Syneos: Advertising for clinical trial recruitment cannot take a one-size-fits-all approach
Syneos Health recently released a study evaluating the effectiveness of digital advertising to speed clinical trial recruitment.
The study involved 432 patients with epilepsy and migraines in the US, and evaluated trust levels as it pertains to specific online channels and platforms.
View: Infographic: Clinical trial recruitment and social advertising
According to the report, “your doctor” was chosen as the most trusted source of information about clinical trials – and “pharma company” was the least trusted source.
“That trust in medical professionals carried through to the ad creative,” explained Matthew Snodgrass, report contributor, Syneos Health Communications.
Imagery featuring a doctor in a white lab coat outperformed non-clinical imagery – which included a woman in discomfort – by nearly 10%, per the report.
“In terms of patients’ barriers to considering a clinical trial, what was even more interesting than the barriers themselves was the difference in their importance across the two conditions we studied,” Snodgrass told us.
For example, the number one barrier to clinical trial participation for epilepsy patients was transportation issues. “Not surprising, as driving to a trial site for many weeks would present a real challenge for this patient population,” said Snodgrass.
The main barrier for migraine respondents was concern of receiving a placebo.
Audience targeting and ad creative
Snodgrass said the key takeaway is that social advertising for clinical trial recruitment cannot take a “one-size-fits-all approach.”
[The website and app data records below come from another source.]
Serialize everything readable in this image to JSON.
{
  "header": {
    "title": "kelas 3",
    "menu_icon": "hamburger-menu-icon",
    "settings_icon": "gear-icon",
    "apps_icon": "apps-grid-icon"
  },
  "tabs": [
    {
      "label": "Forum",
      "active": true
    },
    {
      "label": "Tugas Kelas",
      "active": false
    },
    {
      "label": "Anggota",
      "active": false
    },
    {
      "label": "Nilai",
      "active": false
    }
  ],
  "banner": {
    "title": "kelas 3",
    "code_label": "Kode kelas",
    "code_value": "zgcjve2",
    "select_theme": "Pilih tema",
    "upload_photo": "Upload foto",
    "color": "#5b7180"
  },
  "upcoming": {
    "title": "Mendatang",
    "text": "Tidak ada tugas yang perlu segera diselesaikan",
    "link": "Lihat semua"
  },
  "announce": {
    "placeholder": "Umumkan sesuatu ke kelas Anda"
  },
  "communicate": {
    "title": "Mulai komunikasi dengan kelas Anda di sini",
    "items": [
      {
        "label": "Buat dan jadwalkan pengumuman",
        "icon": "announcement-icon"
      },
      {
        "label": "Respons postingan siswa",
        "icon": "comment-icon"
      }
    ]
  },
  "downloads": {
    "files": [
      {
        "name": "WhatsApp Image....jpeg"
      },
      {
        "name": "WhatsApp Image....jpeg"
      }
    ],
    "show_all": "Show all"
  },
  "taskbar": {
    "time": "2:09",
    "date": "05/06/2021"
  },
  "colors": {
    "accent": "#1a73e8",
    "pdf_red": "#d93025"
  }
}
“You need to know the channels, the appetite for receiving clinical trial information, and the motivations for different patient groups and demographics. This will drive your audience targeting and ad creative,” he explained.
“In the pharma marketing space, we’ve been sitting on mounds of data for years,” Snodgrass added, noting that social media advertising is the “first medium that can fully take advantage of that level of granularity in both audience targeting and creative variability.”